Damien Hirst called his breakthrough work The Physical Impossibility of Death in the Mind of Someone Living. If he had just called it “Shark in Formaldehyde” would he have gone on to have such a stellar career — or to have sold it for at least $8 million?

Probably not, according to a study that suggests people consider artwork to be more meaningful when it is accompanied by a “pseudo profound” title.

The research was conducted, the scientists said, to deal with a problem with which many visitors to Tate Modern might sympathise. “An experience that may be familiar to visitors of modern art museums is finding oneself before a sprawling arrangement of colour and shape seemingly randomly splattered on a canvas. One may look at such paintings for several moments, puzzled as to what meaning is purportedly captured in the colourful streaks,” they write in the journal Judgment and Decision Making.
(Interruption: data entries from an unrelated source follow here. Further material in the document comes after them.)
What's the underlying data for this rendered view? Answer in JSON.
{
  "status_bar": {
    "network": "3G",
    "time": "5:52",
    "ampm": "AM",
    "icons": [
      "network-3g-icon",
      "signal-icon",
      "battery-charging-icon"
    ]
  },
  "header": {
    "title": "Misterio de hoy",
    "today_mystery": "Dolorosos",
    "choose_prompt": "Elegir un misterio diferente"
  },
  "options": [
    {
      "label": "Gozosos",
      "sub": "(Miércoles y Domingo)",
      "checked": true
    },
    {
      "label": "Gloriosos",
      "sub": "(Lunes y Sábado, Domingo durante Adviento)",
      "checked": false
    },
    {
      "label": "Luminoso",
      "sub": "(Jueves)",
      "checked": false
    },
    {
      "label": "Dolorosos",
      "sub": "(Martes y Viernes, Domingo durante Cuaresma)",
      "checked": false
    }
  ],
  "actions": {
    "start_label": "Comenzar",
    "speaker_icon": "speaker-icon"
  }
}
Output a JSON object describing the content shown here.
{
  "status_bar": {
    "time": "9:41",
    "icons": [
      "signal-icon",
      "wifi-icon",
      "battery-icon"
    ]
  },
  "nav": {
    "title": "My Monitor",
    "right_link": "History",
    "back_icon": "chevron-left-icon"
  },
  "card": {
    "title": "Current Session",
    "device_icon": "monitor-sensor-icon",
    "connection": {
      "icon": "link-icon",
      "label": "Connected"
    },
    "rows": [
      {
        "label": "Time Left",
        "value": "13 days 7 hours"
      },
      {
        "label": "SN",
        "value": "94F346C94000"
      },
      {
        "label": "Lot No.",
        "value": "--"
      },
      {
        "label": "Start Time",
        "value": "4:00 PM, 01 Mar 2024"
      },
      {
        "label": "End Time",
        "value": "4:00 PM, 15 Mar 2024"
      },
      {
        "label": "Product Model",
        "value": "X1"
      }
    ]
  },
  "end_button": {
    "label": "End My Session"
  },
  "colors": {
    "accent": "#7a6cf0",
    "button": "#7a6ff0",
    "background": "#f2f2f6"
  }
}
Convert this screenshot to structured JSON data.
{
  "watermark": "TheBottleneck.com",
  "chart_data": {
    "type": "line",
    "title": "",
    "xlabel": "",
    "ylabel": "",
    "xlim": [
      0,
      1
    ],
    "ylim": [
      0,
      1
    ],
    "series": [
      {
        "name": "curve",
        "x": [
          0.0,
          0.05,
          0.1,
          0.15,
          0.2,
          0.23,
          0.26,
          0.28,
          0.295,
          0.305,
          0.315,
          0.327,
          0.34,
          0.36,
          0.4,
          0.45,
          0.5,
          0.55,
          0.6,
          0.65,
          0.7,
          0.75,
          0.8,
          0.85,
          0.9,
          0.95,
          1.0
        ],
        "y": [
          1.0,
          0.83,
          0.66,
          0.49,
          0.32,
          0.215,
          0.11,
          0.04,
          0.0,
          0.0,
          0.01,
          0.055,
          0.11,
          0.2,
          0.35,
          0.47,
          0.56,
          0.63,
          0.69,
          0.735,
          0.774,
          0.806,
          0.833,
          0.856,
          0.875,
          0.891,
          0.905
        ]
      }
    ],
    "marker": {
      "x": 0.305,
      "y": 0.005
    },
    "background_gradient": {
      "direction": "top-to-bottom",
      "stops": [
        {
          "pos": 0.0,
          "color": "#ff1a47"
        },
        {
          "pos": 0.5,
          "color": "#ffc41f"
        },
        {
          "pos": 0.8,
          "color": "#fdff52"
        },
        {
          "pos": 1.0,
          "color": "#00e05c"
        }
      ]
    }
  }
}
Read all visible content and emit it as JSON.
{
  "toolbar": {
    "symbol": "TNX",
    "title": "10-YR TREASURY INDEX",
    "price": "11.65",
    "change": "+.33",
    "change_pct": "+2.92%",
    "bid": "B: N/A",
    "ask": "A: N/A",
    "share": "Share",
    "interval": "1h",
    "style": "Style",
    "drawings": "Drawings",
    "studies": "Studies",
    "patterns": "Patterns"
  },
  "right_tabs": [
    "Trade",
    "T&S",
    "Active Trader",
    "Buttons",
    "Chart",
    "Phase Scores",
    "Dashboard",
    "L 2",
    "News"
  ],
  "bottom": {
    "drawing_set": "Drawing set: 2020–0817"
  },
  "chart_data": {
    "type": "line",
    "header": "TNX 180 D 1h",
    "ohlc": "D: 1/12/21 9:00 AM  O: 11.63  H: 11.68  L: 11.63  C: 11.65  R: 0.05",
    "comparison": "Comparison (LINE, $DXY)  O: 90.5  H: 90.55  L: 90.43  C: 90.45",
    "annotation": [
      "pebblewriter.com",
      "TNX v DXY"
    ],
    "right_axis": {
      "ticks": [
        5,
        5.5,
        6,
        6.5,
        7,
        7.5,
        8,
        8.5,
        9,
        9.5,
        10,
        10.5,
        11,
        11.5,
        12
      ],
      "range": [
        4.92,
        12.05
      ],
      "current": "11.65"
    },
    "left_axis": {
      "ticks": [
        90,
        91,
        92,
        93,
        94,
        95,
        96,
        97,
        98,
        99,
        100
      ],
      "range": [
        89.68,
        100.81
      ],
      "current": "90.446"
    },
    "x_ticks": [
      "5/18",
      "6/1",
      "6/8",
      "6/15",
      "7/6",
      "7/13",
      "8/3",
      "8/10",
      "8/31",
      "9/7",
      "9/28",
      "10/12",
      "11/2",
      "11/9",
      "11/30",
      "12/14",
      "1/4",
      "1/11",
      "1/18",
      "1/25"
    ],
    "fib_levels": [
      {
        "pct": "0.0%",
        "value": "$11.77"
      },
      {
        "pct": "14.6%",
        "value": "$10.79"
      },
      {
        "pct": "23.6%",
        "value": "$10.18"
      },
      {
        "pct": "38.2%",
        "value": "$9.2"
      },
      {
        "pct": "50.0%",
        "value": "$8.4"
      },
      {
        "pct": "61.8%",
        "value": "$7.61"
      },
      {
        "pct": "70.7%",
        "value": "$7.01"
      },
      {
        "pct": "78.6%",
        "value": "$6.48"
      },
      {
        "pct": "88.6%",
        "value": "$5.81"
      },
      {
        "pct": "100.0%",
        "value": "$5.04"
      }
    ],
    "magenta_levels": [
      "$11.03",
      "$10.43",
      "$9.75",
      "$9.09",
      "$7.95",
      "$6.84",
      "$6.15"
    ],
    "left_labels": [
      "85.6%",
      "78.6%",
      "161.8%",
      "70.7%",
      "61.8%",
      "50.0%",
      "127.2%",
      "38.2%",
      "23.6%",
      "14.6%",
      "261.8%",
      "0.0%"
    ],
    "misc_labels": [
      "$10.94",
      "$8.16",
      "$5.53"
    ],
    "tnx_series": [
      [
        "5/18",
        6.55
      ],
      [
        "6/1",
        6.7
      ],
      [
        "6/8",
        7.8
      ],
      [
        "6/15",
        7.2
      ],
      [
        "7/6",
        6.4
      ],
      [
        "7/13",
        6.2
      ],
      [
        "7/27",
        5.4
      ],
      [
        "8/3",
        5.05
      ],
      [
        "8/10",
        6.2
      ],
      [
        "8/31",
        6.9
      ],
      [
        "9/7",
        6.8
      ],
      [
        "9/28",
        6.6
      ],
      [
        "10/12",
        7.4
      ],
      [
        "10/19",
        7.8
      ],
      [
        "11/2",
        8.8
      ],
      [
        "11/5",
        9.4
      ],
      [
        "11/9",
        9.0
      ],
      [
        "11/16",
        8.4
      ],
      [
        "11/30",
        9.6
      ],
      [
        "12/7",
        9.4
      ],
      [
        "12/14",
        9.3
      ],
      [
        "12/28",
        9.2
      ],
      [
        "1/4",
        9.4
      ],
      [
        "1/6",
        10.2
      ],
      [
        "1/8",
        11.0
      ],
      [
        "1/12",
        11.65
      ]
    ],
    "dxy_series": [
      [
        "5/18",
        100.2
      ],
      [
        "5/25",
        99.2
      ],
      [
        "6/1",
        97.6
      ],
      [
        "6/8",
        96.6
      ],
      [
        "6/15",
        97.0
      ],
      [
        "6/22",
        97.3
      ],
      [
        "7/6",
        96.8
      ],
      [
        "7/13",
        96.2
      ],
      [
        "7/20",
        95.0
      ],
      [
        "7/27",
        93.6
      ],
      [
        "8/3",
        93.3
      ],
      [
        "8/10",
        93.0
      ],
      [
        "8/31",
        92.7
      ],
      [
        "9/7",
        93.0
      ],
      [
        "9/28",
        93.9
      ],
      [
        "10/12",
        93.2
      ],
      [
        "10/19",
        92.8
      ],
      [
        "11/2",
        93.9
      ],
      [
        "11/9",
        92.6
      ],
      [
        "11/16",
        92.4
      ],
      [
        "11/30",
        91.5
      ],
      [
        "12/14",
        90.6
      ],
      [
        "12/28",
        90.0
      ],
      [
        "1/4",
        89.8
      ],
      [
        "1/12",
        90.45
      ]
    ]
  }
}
“Finally, as if searching for something tangible and specific to tackle cognitively, the description is read, and the museum goer is satisfied.”

The description cards are, it seems, a life raft in a turbulent swirling sea of abstractness. But what role do they really perform? To test this idea, the team showed 800 people different computer-generated artworks and asked them to rate their profoundness. Some had no titles, some had mundane titles, and some had ones generated by “randomly arranging a list of profound-sounding words”. For instance, one was called “Wholeness quiets infinite phenomenon”.

The scientists, from University of Waterloo in Canada, did this because, they argued, abstract art was an area where “bullshit can be used effectively to impress others”. The study appeared to validate their hunch. Not only did people respond better to art with pseudo-profound nonsense titles, they also, in a separate study, found such titles indistinguishable from real ones used in genuine artworks.

So does this mean that all modern art is nonsense? Not necessarily. “If anything, the production of good and satisfying ‘bullshit’ (ie statements meant to be impressive regardless of truth) may simply be part of the artistic process,” the scientists argue.